Philip Hartigan: What piece are you currently working on? 
Kari Cholnoky: I make …

Six of the Best, Part 7

Part 7 of an interview series in which I invite artists to respond to six questions about art, process, and creativity. Today's artist is John Murphy, who lives just outside Madrid in Spain.



Philip Hartigan: What medium/media do you chiefly use, and why?

John Murphy: I spent many years making a kind of 'process painting' based on a very limited set of actions but now all my work created digitally.  Most of my pieces are composed of two parts. One part starts with paint on paper which then gets scanned into the computer and combined with vector/digital elements in photoshop and/or corel painter. I now work this way because the marriage of the hand made painted elements with the digital really excites me.
PH: What piece are you currently working on?
JM: I am working on some Illustrations for a festival in Cork, Ireland and I am also in the middle of a new series of silhouettes. 



PH: What creative surprises are happening in the current work?
JM: I am always looking for ways to redu…

Urbana Public Art Project Installed

I am writing this from Urbana, IL, where I installed the luminary/lightbox for the public art project today, at the Urbana Free Library (built in 1874):


The official party is in 2 weeks' time, to coincide with a big arts weekend int he city. But as you can see, the installation was getting noticed within minutes of going up.

Six of the Best, Part 6

Part 6 of an interview series in which I invite artists to respond to six questions about art, process, and creativity. Today's artist is Canadian painter Donna Marsh, whose beautiful impasto paintings have been like a refreshing eye-rinse for me since I first saw her work on Google Plus. She was also the subject of one my short video Meditations on Art (link).




Philip Hartigan: What medium/media do you chiefly use, and why?

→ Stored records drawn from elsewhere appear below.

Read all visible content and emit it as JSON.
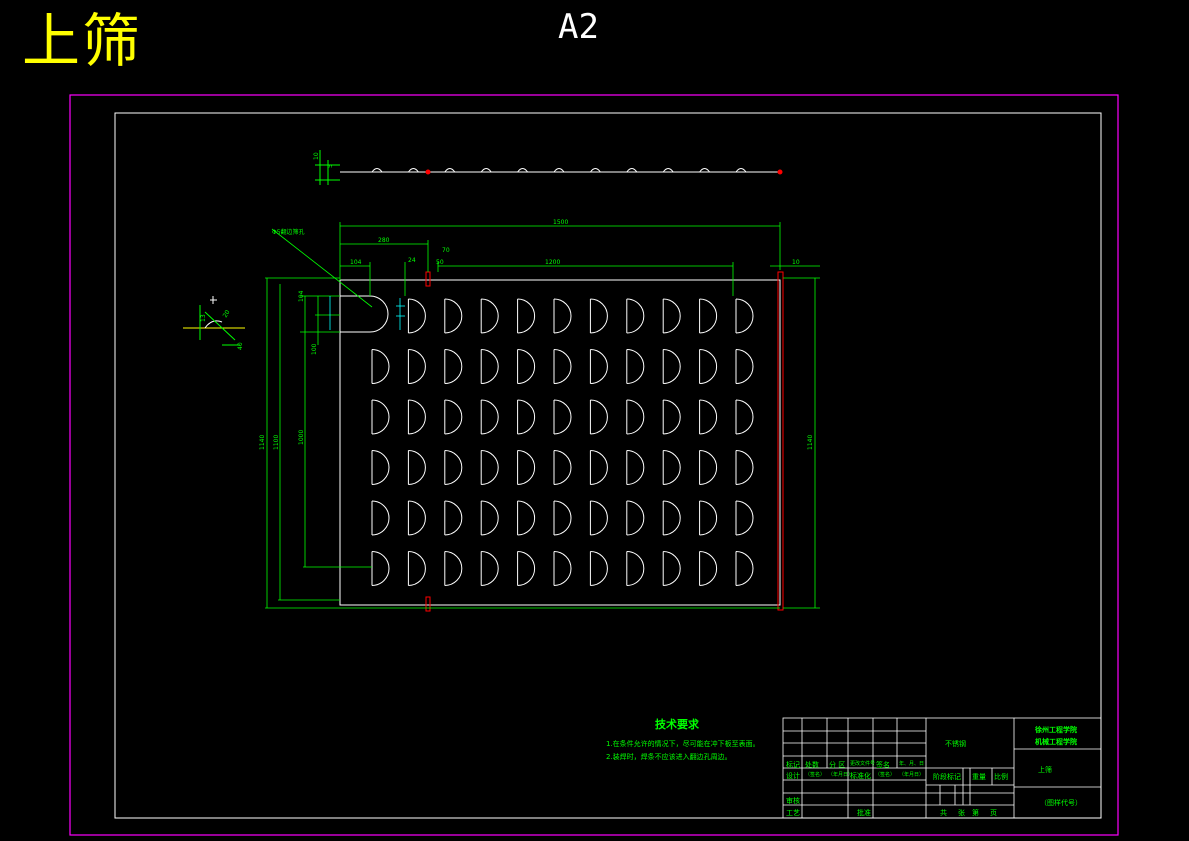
{
  "header": {
    "part_name": "上筛",
    "sheet_size": "A2"
  },
  "colors": {
    "background": "#000000",
    "frame": "#ff00ff",
    "outline": "#ffffff",
    "dimension": "#00ff00",
    "title_text": "#ffff00",
    "accent": "#00ffff",
    "marker": "#ff0000"
  },
  "dimensions": {
    "overall_length": "1500",
    "left_offset": "280",
    "hole_pitch_span": "1200",
    "first_hole": "104",
    "left_gap": "24",
    "right_gap": "50",
    "edge_tab": "70",
    "right_tab": "10",
    "height_outer": "1140",
    "height_inner": "1100",
    "height_holes": "1000",
    "hole_height": "104",
    "hole_offset": "100",
    "detail_a": "10",
    "detail_b": "5",
    "detail_c": "20",
    "detail_d": "13",
    "detail_e": "40",
    "callout": "Φ5翻边筛孔"
  },
  "hole_grid": {
    "rows": 6,
    "cols": 11
  },
  "tech_requirements": {
    "title": "技术要求",
    "lines": [
      "1.在条件允许的情况下，尽可能在冲下板至表面。",
      "2.装焊时，焊条不应该进入翻边孔周边。"
    ]
  },
  "title_block": {
    "material": "不锈钢",
    "school_line1": "徐州工程学院",
    "school_line2": "机械工程学院",
    "drawing_name": "上筛",
    "drawing_code": "（图样代号）",
    "labels": {
      "mark": "标记",
      "count": "处数",
      "zone": "分 区",
      "change_doc": "更改文件号",
      "sign": "签名",
      "date": "年、月、日",
      "design": "设计",
      "signature": "（签名）",
      "date2": "（年月日）",
      "standard": "标准化",
      "signature2": "（签名）",
      "date3": "（年月日）",
      "stage_mark": "阶段标记",
      "weight": "重量",
      "scale": "比例",
      "review": "审核",
      "process": "工艺",
      "approve": "批准",
      "total": "共",
      "sheet": "张",
      "page": "第",
      "page_unit": "页"
    }
  }
}
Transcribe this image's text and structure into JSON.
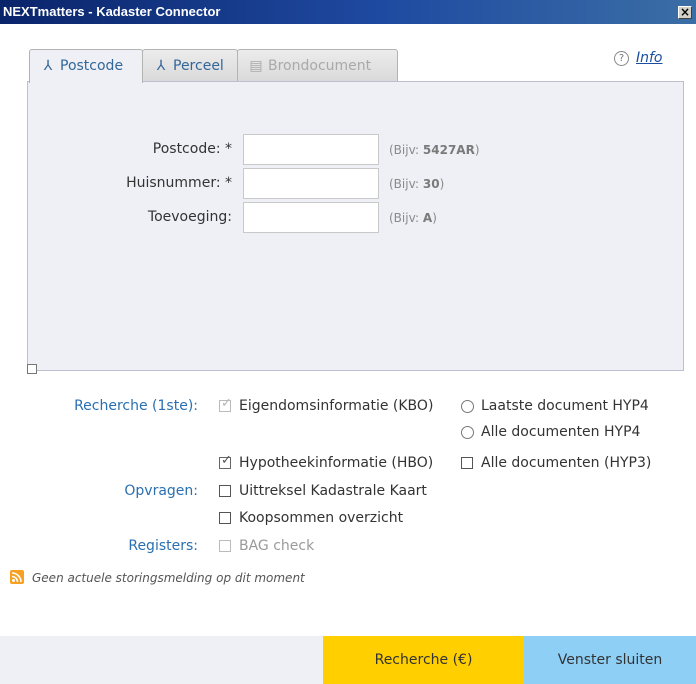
{
  "window": {
    "title": "NEXTmatters - Kadaster Connector",
    "close_glyph": "×"
  },
  "tabs": [
    {
      "label": "Postcode",
      "icon": "survey-marker-icon",
      "glyph": "⅄",
      "state": "active"
    },
    {
      "label": "Perceel",
      "icon": "survey-marker-icon",
      "glyph": "⅄",
      "state": "normal"
    },
    {
      "label": "Brondocument",
      "icon": "document-icon",
      "glyph": "▤",
      "state": "disabled"
    }
  ],
  "info": {
    "icon_glyph": "?",
    "label": "Info"
  },
  "form": {
    "fields": [
      {
        "label": "Postcode: *",
        "value": "",
        "hint_prefix": "(Bijv: ",
        "hint_value": "5427AR",
        "hint_suffix": ")"
      },
      {
        "label": "Huisnummer: *",
        "value": "",
        "hint_prefix": "(Bijv: ",
        "hint_value": "30",
        "hint_suffix": ")"
      },
      {
        "label": "Toevoeging:",
        "value": "",
        "hint_prefix": "(Bijv: ",
        "hint_value": "A",
        "hint_suffix": ")"
      }
    ]
  },
  "options": {
    "recherche_label": "Recherche (1ste):",
    "opvragen_label": "Opvragen:",
    "registers_label": "Registers:",
    "eigendom": {
      "label": "Eigendomsinformatie (KBO)",
      "checked": true,
      "disabled": true
    },
    "laatste_doc": {
      "label": "Laatste document HYP4",
      "selected": false
    },
    "alle_doc_hyp4": {
      "label": "Alle documenten HYP4",
      "selected": false
    },
    "hypotheek": {
      "label": "Hypotheekinformatie (HBO)",
      "checked": true
    },
    "alle_doc_hyp3": {
      "label": "Alle documenten (HYP3)",
      "checked": false
    },
    "uittreksel": {
      "label": "Uittreksel Kadastrale Kaart",
      "checked": false
    },
    "koopsommen": {
      "label": "Koopsommen overzicht",
      "checked": false
    },
    "bag_check": {
      "label": "BAG check",
      "checked": false,
      "disabled": true
    }
  },
  "notice": {
    "icon": "rss-icon",
    "text": "Geen actuele storingsmelding op dit moment"
  },
  "footer": {
    "primary_label": "Recherche (€)",
    "secondary_label": "Venster sluiten"
  },
  "colors": {
    "accent": "#2a6fb0",
    "primary_button": "#ffcf00",
    "secondary_button": "#8ecff6",
    "panel": "#eef0f5"
  }
}
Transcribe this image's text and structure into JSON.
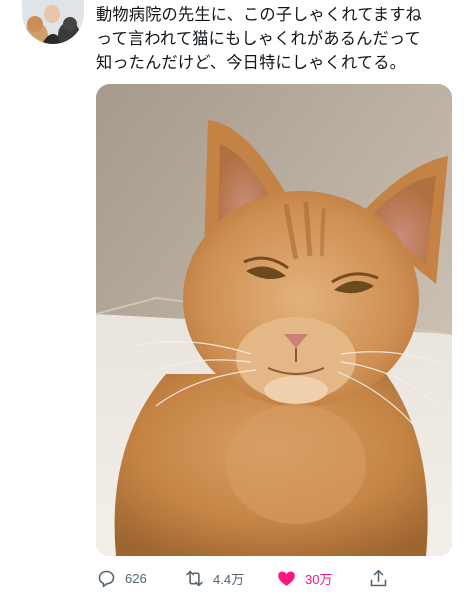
{
  "tweet": {
    "text": "動物病院の先生に、この子しゃくれてますね\nって言われて猫にもしゃくれがあるんだって\n知ったんだけど、今日特にしゃくれてる。"
  },
  "actions": {
    "reply": {
      "icon": "reply-icon",
      "count": "626"
    },
    "retweet": {
      "icon": "retweet-icon",
      "count": "4.4万"
    },
    "like": {
      "icon": "heart-icon",
      "count": "30万",
      "color": "#f91880",
      "active": true
    },
    "share": {
      "icon": "share-icon"
    }
  },
  "colors": {
    "text": "#0f1419",
    "secondary": "#536471",
    "like": "#f91880"
  }
}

Donna Marsh: I use oil paint on canvas. I like the smell, and it will do anything I want. I like how I can vary the thickness, put colour on top of colour, cut into it to use colours that are underneath. I also watched my mother and sister paint when I was little. I wanted so much to be allowed to use it too. Oil paint was big girl stuff like high heels.
PH: What piece are you currently working on?
DM: I just lost the one I was working on, but that's okay. I saw some things while I was working the paint, and one or two of those things will find their way into a…